START Given entries
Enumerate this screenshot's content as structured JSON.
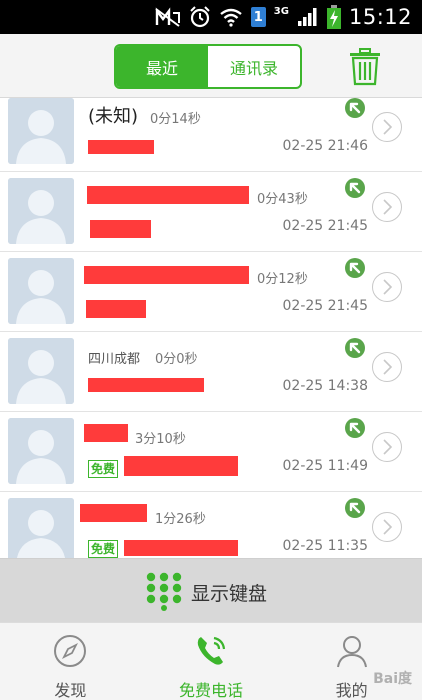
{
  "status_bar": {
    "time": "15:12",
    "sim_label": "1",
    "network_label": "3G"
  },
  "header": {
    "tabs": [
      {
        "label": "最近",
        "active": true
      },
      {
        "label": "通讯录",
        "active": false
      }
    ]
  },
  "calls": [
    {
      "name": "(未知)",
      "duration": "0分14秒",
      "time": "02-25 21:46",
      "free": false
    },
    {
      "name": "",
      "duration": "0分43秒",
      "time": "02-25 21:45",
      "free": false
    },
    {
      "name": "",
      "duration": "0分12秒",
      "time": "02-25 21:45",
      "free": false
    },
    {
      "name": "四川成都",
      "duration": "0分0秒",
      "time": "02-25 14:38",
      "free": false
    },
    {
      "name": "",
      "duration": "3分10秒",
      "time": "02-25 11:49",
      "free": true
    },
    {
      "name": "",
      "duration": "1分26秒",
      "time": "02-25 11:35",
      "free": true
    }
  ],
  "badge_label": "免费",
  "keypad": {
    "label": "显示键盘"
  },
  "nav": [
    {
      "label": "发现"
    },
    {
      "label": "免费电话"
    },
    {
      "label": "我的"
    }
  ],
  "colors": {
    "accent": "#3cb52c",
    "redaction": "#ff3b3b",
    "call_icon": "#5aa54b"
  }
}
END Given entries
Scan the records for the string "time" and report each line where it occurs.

_Exercise result_:
    "time": "15:12",
      "time": "02-25 21:46",
      "time": "02-25 21:45",
      "time": "02-25 21:45",
      "time": "02-25 14:38",
      "time": "02-25 11:49",
      "time": "02-25 11:35",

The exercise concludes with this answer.